Thursday, February 5, 2009

Coffee to go

Friday February 6th 2009
Coffee to go

This morning didn’t get off to a good start. I woke up feeling stiff and sore as a result of the slow struggle to get back into boot camp – quite frightening how quickly you lose fitness with a steady diet of indulgence, drink and good times over Christmas and the Australian summer holidays. I have a fairly standard routine on weekday mornings. I get up just before 6am and either go to boot camp or else take the dog for a walk. On the way back from these worthy activities I then stop off at the local shops to get bread for breakfast, and all the paraphernalia needed for my imaginative take on packed lunches – rolls and ham. The most essential part of the morning routine though, is my large skimmed latte, which I buy from the cafĂ© with possibly the slowest service in the world. To be fair this is probably because at that time in the morning, 7 am, it is packed with 3 categories of people, a) tradesmen getting their caffeine fix and limbering up before a morning’s work, b) cyclists and keep fit addicts clad in lycra, (Even when I am coming back from boot camp I don’t count in this category as I am still wearing my very unflattering tracksuit bottoms rather than summoning up the nerve to move out of this protective covering into lycra shorts) and c) harassed looking parents, generally fathers, trying to insert toast and hot chocolate into small children before school. In between ordering my coffee and it arriving I generally have time to stroll down to the bakery, gaze at the florist shop, inspect the offerings in the lingerie shop window and wonder how practical a red and black bra would be beneath my boring white shirts. However the coffee when it arrives is generally worth the wait, I relish the first sip and it sets me up nicely for the mental and physical rigours of getting three children, husband and myself off to school and work.

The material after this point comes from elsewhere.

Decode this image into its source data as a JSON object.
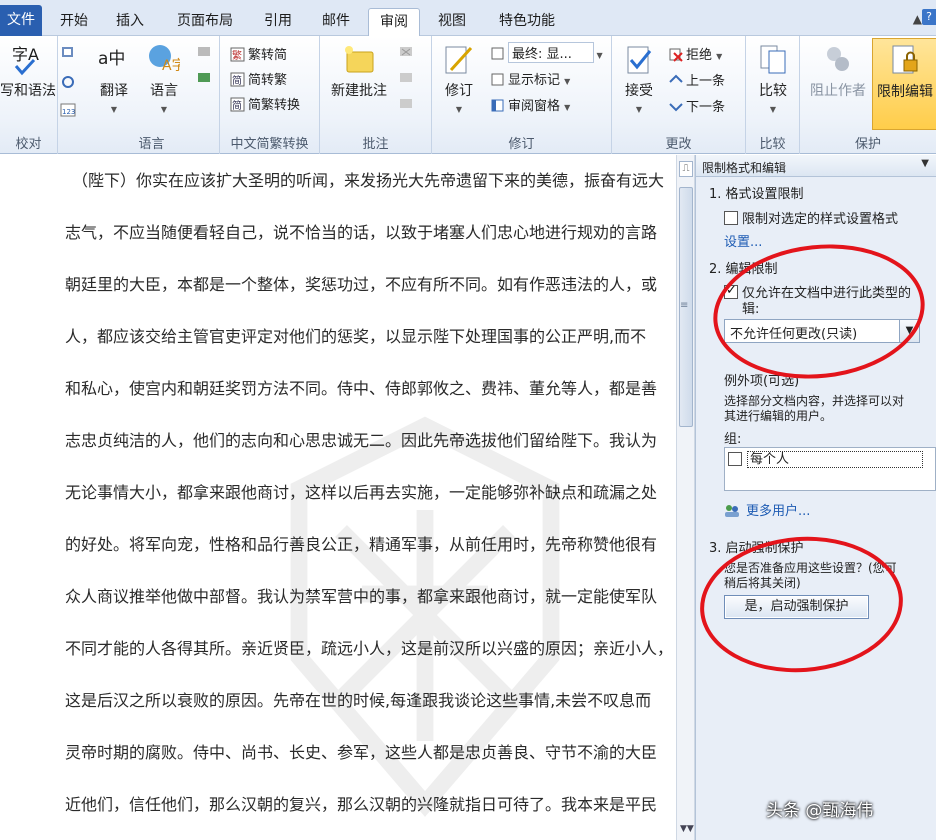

Anyway back to the morning tragedy. I came out of the coffee shop, clutching my cup and spotted an acquaintance on the other side of the street. Perked up by my first gulp of life reviving nectar I waved with an enthusiasm and embarked on a shouted conversation across the road, both moves I must add that would have had all the girls cringing as they find my desire to speak to people in the street, let alone shout at them excruciatingly embarrassing. On this occasion they were proved right as engrossed in our conversation I walked straight into a pole and dropped my coffee. Needless to say it wasn’t the looking like a berk in front of male acquaintance and numerous tradies all sitting at the tables watching this slapstick, or the potential black eye that I am now eyeing in the mirror at five minute intervals that upset me, but the pool of frothy liquid at my feet.

I regret to say that I am such a morning coffee addict that having come home and burst into tears on Simon, delayed shock obviously and to be honest the heat, I dropped him at the bus and promptly shot into yet another of my regular coffee haunts for a replacement cup to ensure I faced the rest of the day with equanimity.